A WOMAN whose mother and grandmother both developed dementia is calling for greater awareness and understanding of the condition.

Claire Carberry, a partner at Brighton-based lawyers DMH Stallard said it is vital both patients and their families are as fully prepared as possible to help them cope with what happens as Dementia Awareness week comes to an end.

Mrs Carberry is a Dementia Friends Champion, which means she volunteers to encourage others to make a positive difference to people living with dementia in their community.

Her mother Barbara, 85, is in the late stages of the condition and being cared for in a specialist nursing home.

Mrs Carberry, 42, believes her mother first started showing signs of a problem when she moved to Seaford about six years ago.

She said: “When she moved, she struggled to find her way round and to meet people. Looking back, this was probably as a result of the start of dementia.

“The ‘big-bang’, almost literally, was when she left the bathroom taps on at home.

“Water eventually started pouring through the ceiling, fusing the electrics and making her home uninhabitable.

“She ended up staying with us and it was only then that I fully realised how bad she was.”

Mrs Carberry, from Lewes, said a key issue for dementia patients and their relatives is funding as care is expensive and social services have limited resources.

She said it was vital people affected prepared themselves by addressing dementia directly and not bury their heads in the sand as it is vital they find out their options and start planning ahead.

Mrs Carberry is also calling for more education for everyone about the condition, its physical and mental impact and how to communicate with patients.

Organisations like the Alzheimer's Society can help by providing information and support.

Mrs Carberry said: “I was lucky. “I do this for a living, so although I didn’t know all the answers, I knew where to go.

“You can’t cater for all eventualities but you need to plan for those you can.

“If possible, have that difficult conversation with your parents now. Have they got wills and powers of attorney in place already?

“What do they want to do about their care as they get older? Are their finances in order? It might be a tricky conversation now, but it will be a lot trickier when ‘in theory’ becomes reality.”

As part of Dementia Awareness Week the Alzheimer's Society is encouraging anyone who is worried about dementia to confront their concerns and get in touch with them.

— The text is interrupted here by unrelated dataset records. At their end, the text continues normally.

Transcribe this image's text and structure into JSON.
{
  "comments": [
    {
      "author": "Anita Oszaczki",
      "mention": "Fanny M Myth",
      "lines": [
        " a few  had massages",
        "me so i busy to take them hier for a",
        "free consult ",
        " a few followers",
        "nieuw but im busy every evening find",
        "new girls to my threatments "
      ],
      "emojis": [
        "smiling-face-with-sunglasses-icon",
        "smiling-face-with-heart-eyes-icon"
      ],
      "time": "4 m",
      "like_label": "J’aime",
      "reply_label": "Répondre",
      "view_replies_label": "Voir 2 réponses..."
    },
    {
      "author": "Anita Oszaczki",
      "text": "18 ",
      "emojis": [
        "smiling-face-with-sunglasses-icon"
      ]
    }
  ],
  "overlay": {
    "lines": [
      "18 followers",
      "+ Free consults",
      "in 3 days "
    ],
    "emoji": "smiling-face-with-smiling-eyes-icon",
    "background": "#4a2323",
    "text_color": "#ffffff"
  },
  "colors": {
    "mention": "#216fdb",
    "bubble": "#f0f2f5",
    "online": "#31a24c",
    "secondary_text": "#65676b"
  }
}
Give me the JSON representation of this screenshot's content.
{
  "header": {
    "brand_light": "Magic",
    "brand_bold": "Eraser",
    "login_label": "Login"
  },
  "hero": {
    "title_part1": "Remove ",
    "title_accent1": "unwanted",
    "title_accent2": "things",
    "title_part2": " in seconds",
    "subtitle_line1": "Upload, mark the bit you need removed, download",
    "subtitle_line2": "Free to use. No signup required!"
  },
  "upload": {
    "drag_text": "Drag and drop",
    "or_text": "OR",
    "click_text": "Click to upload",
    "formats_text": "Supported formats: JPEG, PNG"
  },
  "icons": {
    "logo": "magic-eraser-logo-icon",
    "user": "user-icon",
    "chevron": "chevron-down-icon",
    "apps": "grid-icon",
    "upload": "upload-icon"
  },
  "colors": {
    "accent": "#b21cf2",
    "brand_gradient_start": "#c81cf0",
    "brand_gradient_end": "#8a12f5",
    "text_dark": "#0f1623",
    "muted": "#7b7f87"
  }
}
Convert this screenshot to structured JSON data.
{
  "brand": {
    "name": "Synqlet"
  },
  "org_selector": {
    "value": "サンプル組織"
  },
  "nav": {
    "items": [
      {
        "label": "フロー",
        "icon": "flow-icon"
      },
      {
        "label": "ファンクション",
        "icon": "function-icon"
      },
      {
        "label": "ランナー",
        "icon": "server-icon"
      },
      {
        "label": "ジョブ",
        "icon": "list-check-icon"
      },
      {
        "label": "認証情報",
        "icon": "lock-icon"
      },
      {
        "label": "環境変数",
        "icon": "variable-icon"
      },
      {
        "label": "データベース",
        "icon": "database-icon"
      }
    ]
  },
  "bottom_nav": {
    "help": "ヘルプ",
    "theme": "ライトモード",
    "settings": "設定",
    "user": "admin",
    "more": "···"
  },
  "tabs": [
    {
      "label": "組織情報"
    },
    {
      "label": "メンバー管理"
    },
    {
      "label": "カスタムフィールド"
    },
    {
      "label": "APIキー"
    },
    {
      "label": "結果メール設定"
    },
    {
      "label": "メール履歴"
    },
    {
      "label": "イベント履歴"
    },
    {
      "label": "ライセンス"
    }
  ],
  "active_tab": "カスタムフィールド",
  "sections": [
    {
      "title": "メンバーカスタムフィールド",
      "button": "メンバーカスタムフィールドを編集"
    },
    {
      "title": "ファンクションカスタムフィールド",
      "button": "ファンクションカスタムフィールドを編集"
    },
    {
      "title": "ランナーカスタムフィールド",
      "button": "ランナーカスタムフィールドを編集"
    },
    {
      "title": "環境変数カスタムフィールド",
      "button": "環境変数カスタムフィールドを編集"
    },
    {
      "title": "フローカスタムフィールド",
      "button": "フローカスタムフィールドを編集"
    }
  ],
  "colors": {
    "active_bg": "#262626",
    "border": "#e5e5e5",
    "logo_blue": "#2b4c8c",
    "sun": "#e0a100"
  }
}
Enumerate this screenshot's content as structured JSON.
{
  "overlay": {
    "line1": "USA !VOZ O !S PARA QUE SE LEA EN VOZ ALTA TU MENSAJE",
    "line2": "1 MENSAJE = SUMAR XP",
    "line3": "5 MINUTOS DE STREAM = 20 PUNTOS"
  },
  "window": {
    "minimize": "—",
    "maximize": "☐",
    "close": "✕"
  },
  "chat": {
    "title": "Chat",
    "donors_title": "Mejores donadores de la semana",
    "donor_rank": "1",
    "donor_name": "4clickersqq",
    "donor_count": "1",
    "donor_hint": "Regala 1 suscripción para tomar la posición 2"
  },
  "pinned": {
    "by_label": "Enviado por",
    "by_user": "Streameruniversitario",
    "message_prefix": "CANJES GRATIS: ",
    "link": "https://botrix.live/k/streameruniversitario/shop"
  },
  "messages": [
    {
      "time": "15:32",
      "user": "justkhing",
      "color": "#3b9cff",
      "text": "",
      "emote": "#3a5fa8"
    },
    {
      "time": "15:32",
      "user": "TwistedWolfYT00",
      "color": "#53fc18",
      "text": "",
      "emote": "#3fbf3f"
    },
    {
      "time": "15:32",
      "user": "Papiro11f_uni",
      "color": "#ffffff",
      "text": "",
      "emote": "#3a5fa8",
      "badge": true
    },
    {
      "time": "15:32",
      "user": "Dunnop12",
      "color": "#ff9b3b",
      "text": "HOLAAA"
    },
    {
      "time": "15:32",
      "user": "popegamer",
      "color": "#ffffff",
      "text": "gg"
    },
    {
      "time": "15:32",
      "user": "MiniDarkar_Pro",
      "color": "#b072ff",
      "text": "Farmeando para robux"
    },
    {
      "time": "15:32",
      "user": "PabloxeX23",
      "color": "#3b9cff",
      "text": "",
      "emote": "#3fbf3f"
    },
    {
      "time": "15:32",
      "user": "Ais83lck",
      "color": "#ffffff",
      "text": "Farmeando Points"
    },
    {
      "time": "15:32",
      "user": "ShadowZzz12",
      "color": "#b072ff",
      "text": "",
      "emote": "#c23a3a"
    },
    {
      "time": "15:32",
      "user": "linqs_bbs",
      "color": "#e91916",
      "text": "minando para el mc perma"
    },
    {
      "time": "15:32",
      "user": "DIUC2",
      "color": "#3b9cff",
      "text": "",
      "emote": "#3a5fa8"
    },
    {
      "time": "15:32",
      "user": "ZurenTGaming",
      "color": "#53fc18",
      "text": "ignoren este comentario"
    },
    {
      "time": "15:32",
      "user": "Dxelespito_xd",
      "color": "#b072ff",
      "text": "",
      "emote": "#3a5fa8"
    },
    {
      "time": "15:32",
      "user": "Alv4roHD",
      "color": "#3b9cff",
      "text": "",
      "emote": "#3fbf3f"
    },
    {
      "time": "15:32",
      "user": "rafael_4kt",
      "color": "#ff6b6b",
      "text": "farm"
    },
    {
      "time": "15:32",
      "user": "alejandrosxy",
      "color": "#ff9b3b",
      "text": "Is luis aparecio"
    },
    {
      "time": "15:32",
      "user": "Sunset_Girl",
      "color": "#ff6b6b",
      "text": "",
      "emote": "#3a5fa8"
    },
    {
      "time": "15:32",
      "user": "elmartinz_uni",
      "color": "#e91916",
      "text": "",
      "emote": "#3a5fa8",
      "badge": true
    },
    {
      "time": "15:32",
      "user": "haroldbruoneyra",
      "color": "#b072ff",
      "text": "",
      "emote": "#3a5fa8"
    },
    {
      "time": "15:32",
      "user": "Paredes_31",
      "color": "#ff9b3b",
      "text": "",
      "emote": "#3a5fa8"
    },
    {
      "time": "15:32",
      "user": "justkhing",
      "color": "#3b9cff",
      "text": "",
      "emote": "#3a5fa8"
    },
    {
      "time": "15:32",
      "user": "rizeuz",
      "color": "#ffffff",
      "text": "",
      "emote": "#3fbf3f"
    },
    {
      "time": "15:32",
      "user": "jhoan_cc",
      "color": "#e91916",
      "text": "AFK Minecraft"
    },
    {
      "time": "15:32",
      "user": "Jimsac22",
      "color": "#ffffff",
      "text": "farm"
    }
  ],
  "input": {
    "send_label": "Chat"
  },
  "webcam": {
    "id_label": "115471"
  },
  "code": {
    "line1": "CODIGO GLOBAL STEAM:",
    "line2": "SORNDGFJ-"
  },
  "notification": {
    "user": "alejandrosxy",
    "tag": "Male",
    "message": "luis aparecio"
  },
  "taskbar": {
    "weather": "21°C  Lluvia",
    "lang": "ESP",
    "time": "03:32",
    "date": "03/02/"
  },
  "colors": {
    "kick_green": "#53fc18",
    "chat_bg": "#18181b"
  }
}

If you're worried that you, or someone close to you, might have dementia, call the National Dementia Helpline on 0300 222 1122 or email helpline@alzheimers.org.uk for advice and support.